→ Data extract:
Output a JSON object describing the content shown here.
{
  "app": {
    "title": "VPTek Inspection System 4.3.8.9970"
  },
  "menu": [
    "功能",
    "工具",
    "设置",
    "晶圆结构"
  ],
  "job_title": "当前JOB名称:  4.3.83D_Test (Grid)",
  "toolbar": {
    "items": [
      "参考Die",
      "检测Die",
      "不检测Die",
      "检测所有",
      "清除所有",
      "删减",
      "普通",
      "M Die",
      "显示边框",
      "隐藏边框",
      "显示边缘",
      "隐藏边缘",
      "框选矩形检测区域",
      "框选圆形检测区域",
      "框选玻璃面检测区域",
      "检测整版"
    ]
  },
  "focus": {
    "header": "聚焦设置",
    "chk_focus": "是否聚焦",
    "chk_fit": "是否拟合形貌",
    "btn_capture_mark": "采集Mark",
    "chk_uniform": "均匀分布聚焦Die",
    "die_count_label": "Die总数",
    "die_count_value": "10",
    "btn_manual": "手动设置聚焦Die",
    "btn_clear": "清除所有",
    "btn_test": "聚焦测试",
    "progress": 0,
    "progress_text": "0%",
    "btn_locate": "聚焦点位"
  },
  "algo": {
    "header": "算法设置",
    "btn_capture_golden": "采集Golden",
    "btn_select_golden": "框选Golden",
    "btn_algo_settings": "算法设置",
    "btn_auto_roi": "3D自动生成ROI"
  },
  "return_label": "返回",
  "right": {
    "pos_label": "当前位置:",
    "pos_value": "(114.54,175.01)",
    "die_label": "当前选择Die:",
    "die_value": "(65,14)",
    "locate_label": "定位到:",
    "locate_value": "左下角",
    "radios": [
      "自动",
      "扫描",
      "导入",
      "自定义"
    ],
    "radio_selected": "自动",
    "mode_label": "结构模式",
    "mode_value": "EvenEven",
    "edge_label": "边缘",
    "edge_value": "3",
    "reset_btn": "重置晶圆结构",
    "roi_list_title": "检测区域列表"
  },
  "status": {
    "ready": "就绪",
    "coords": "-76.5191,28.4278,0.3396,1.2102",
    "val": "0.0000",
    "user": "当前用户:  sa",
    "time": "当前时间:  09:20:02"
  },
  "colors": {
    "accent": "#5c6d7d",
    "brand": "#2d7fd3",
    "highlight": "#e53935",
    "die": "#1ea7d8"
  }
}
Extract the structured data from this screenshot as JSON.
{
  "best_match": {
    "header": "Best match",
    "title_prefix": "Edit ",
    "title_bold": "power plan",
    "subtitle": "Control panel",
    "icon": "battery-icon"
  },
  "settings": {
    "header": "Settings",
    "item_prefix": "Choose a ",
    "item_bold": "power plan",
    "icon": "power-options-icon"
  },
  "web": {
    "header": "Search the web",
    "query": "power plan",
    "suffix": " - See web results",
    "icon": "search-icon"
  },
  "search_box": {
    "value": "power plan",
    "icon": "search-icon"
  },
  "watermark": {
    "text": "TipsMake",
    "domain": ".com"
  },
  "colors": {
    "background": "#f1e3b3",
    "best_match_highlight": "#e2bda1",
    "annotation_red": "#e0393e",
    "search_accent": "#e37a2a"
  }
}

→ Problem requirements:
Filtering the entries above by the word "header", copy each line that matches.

→ Completed task:
    "header": "聚焦设置",
    "header": "算法设置",
    "header": "Best match",
    "header": "Settings",
    "header": "Search the web",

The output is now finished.